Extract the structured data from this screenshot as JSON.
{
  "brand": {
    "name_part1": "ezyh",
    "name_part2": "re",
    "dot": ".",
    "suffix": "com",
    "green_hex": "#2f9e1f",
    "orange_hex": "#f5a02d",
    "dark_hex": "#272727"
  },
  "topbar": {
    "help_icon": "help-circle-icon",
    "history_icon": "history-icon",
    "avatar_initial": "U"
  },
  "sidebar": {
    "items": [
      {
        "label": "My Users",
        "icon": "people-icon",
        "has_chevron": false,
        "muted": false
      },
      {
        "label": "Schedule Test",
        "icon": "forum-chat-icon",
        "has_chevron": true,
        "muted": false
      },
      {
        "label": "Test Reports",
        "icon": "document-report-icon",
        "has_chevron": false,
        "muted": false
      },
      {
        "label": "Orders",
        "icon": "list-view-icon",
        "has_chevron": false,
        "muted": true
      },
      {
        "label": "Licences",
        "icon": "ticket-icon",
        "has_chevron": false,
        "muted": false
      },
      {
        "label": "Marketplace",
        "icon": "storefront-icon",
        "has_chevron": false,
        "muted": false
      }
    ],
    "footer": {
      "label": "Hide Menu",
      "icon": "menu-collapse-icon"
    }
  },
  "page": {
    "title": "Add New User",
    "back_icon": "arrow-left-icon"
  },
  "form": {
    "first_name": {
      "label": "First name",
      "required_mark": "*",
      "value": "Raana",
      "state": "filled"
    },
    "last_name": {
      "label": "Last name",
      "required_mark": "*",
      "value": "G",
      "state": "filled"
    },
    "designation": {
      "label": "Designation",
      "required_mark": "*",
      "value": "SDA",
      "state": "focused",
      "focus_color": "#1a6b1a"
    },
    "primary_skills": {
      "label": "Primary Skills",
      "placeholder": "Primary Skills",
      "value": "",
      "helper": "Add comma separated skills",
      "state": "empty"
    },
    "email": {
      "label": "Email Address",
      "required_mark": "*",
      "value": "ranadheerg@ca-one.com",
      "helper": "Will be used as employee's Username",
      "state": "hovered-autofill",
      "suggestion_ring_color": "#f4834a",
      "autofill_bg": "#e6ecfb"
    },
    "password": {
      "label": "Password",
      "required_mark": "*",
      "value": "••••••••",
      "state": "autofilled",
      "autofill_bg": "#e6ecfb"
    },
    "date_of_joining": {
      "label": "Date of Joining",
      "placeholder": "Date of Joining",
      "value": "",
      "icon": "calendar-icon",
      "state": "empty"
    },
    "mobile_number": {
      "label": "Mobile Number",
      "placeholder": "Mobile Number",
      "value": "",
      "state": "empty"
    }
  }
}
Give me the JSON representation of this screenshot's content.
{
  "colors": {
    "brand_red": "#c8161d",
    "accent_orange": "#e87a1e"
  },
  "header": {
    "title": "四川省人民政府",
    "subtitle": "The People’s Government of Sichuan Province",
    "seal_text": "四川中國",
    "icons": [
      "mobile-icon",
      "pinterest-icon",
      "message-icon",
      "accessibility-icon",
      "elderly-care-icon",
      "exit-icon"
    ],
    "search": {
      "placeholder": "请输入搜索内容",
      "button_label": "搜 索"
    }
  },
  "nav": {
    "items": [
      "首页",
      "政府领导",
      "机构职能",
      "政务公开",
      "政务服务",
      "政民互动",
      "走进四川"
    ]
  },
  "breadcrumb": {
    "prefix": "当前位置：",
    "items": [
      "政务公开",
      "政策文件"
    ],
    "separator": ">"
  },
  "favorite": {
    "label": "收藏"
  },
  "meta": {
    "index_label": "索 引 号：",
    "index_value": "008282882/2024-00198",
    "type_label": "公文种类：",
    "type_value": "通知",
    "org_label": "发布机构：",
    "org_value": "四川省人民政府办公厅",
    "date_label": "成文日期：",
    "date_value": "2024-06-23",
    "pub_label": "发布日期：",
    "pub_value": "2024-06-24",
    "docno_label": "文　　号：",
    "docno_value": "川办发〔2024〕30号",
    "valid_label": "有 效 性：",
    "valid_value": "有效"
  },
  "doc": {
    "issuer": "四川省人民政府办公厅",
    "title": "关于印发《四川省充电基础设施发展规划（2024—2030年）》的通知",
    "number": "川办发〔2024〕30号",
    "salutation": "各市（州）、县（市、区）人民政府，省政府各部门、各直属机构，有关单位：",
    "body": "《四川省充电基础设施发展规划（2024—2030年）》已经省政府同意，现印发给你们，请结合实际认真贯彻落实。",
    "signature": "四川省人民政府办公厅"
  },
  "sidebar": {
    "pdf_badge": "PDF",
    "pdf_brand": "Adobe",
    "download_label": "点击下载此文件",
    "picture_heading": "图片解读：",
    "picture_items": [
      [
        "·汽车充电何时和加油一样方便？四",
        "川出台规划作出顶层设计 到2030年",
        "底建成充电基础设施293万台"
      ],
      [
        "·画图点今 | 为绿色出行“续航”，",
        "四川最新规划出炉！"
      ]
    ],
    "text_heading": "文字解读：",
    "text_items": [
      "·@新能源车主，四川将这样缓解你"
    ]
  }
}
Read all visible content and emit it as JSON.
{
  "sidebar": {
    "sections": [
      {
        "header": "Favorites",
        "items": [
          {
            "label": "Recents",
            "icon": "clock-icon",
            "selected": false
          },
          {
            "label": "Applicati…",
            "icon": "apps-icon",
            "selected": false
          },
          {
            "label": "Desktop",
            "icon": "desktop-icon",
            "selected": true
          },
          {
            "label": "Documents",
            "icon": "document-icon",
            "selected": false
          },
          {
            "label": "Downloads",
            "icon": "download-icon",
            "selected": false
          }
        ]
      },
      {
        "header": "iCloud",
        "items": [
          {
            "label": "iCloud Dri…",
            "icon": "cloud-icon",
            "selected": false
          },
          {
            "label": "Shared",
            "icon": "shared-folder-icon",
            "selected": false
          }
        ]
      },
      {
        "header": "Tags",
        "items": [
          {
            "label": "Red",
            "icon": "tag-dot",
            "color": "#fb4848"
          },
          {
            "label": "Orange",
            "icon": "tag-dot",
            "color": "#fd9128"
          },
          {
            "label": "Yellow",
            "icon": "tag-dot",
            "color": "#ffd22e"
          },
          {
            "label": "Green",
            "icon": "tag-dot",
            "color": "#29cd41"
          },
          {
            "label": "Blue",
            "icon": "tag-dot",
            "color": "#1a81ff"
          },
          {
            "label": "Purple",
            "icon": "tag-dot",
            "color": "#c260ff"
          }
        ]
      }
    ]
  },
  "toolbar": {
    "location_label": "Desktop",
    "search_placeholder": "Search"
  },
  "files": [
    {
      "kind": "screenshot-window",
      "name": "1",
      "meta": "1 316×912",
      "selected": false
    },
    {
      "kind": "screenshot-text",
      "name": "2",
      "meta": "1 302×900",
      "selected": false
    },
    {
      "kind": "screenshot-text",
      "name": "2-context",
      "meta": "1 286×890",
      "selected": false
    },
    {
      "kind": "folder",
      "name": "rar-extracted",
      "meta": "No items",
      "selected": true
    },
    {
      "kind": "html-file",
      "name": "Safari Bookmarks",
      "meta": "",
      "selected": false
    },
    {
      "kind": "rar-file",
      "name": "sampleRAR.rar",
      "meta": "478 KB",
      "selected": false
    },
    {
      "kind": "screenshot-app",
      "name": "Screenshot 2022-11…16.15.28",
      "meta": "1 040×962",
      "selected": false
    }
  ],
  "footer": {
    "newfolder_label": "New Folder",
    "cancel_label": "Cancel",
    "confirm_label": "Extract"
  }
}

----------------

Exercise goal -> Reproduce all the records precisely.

Answer to this task ->
Extract the structured data from this screenshot as JSON.
{
  "brand": {
    "name_part1": "ezyh",
    "name_part2": "re",
    "dot": ".",
    "suffix": "com",
    "green_hex": "#2f9e1f",
    "orange_hex": "#f5a02d",
    "dark_hex": "#272727"
  },
  "topbar": {
    "help_icon": "help-circle-icon",
    "history_icon": "history-icon",
    "avatar_initial": "U"
  },
  "sidebar": {
    "items": [
      {
        "label": "My Users",
        "icon": "people-icon",
        "has_chevron": false,
        "muted": false
      },
      {
        "label": "Schedule Test",
        "icon": "forum-chat-icon",
        "has_chevron": true,
        "muted": false
      },
      {
        "label": "Test Reports",
        "icon": "document-report-icon",
        "has_chevron": false,
        "muted": false
      },
      {
        "label": "Orders",
        "icon": "list-view-icon",
        "has_chevron": false,
        "muted": true
      },
      {
        "label": "Licences",
        "icon": "ticket-icon",
        "has_chevron": false,
        "muted": false
      },
      {
        "label": "Marketplace",
        "icon": "storefront-icon",
        "has_chevron": false,
        "muted": false
      }
    ],
    "footer": {
      "label": "Hide Menu",
      "icon": "menu-collapse-icon"
    }
  },
  "page": {
    "title": "Add New User",
    "back_icon": "arrow-left-icon"
  },
  "form": {
    "first_name": {
      "label": "First name",
      "required_mark": "*",
      "value": "Raana",
      "state": "filled"
    },
    "last_name": {
      "label": "Last name",
      "required_mark": "*",
      "value": "G",
      "state": "filled"
    },
    "designation": {
      "label": "Designation",
      "required_mark": "*",
      "value": "SDA",
      "state": "focused",
      "focus_color": "#1a6b1a"
    },
    "primary_skills": {
      "label": "Primary Skills",
      "placeholder": "Primary Skills",
      "value": "",
      "helper": "Add comma separated skills",
      "state": "empty"
    },
    "email": {
      "label": "Email Address",
      "required_mark": "*",
      "value": "ranadheerg@ca-one.com",
      "helper": "Will be used as employee's Username",
      "state": "hovered-autofill",
      "suggestion_ring_color": "#f4834a",
      "autofill_bg": "#e6ecfb"
    },
    "password": {
      "label": "Password",
      "required_mark": "*",
      "value": "••••••••",
      "state": "autofilled",
      "autofill_bg": "#e6ecfb"
    },
    "date_of_joining": {
      "label": "Date of Joining",
      "placeholder": "Date of Joining",
      "value": "",
      "icon": "calendar-icon",
      "state": "empty"
    },
    "mobile_number": {
      "label": "Mobile Number",
      "placeholder": "Mobile Number",
      "value": "",
      "state": "empty"
    }
  }
}
Give me the JSON representation of this screenshot's content.
{
  "colors": {
    "brand_red": "#c8161d",
    "accent_orange": "#e87a1e"
  },
  "header": {
    "title": "四川省人民政府",
    "subtitle": "The People’s Government of Sichuan Province",
    "seal_text": "四川中國",
    "icons": [
      "mobile-icon",
      "pinterest-icon",
      "message-icon",
      "accessibility-icon",
      "elderly-care-icon",
      "exit-icon"
    ],
    "search": {
      "placeholder": "请输入搜索内容",
      "button_label": "搜 索"
    }
  },
  "nav": {
    "items": [
      "首页",
      "政府领导",
      "机构职能",
      "政务公开",
      "政务服务",
      "政民互动",
      "走进四川"
    ]
  },
  "breadcrumb": {
    "prefix": "当前位置：",
    "items": [
      "政务公开",
      "政策文件"
    ],
    "separator": ">"
  },
  "favorite": {
    "label": "收藏"
  },
  "meta": {
    "index_label": "索 引 号：",
    "index_value": "008282882/2024-00198",
    "type_label": "公文种类：",
    "type_value": "通知",
    "org_label": "发布机构：",
    "org_value": "四川省人民政府办公厅",
    "date_label": "成文日期：",
    "date_value": "2024-06-23",
    "pub_label": "发布日期：",
    "pub_value": "2024-06-24",
    "docno_label": "文　　号：",
    "docno_value": "川办发〔2024〕30号",
    "valid_label": "有 效 性：",
    "valid_value": "有效"
  },
  "doc": {
    "issuer": "四川省人民政府办公厅",
    "title": "关于印发《四川省充电基础设施发展规划（2024—2030年）》的通知",
    "number": "川办发〔2024〕30号",
    "salutation": "各市（州）、县（市、区）人民政府，省政府各部门、各直属机构，有关单位：",
    "body": "《四川省充电基础设施发展规划（2024—2030年）》已经省政府同意，现印发给你们，请结合实际认真贯彻落实。",
    "signature": "四川省人民政府办公厅"
  },
  "sidebar": {
    "pdf_badge": "PDF",
    "pdf_brand": "Adobe",
    "download_label": "点击下载此文件",
    "picture_heading": "图片解读：",
    "picture_items": [
      [
        "·汽车充电何时和加油一样方便？四",
        "川出台规划作出顶层设计 到2030年",
        "底建成充电基础设施293万台"
      ],
      [
        "·画图点今 | 为绿色出行“续航”，",
        "四川最新规划出炉！"
      ]
    ],
    "text_heading": "文字解读：",
    "text_items": [
      "·@新能源车主，四川将这样缓解你"
    ]
  }
}
Read all visible content and emit it as JSON.
{
  "sidebar": {
    "sections": [
      {
        "header": "Favorites",
        "items": [
          {
            "label": "Recents",
            "icon": "clock-icon",
            "selected": false
          },
          {
            "label": "Applicati…",
            "icon": "apps-icon",
            "selected": false
          },
          {
            "label": "Desktop",
            "icon": "desktop-icon",
            "selected": true
          },
          {
            "label": "Documents",
            "icon": "document-icon",
            "selected": false
          },
          {
            "label": "Downloads",
            "icon": "download-icon",
            "selected": false
          }
        ]
      },
      {
        "header": "iCloud",
        "items": [
          {
            "label": "iCloud Dri…",
            "icon": "cloud-icon",
            "selected": false
          },
          {
            "label": "Shared",
            "icon": "shared-folder-icon",
            "selected": false
          }
        ]
      },
      {
        "header": "Tags",
        "items": [
          {
            "label": "Red",
            "icon": "tag-dot",
            "color": "#fb4848"
          },
          {
            "label": "Orange",
            "icon": "tag-dot",
            "color": "#fd9128"
          },
          {
            "label": "Yellow",
            "icon": "tag-dot",
            "color": "#ffd22e"
          },
          {
            "label": "Green",
            "icon": "tag-dot",
            "color": "#29cd41"
          },
          {
            "label": "Blue",
            "icon": "tag-dot",
            "color": "#1a81ff"
          },
          {
            "label": "Purple",
            "icon": "tag-dot",
            "color": "#c260ff"
          }
        ]
      }
    ]
  },
  "toolbar": {
    "location_label": "Desktop",
    "search_placeholder": "Search"
  },
  "files": [
    {
      "kind": "screenshot-window",
      "name": "1",
      "meta": "1 316×912",
      "selected": false
    },
    {
      "kind": "screenshot-text",
      "name": "2",
      "meta": "1 302×900",
      "selected": false
    },
    {
      "kind": "screenshot-text",
      "name": "2-context",
      "meta": "1 286×890",
      "selected": false
    },
    {
      "kind": "folder",
      "name": "rar-extracted",
      "meta": "No items",
      "selected": true
    },
    {
      "kind": "html-file",
      "name": "Safari Bookmarks",
      "meta": "",
      "selected": false
    },
    {
      "kind": "rar-file",
      "name": "sampleRAR.rar",
      "meta": "478 KB",
      "selected": false
    },
    {
      "kind": "screenshot-app",
      "name": "Screenshot 2022-11…16.15.28",
      "meta": "1 040×962",
      "selected": false
    }
  ],
  "footer": {
    "newfolder_label": "New Folder",
    "cancel_label": "Cancel",
    "confirm_label": "Extract"
  }
}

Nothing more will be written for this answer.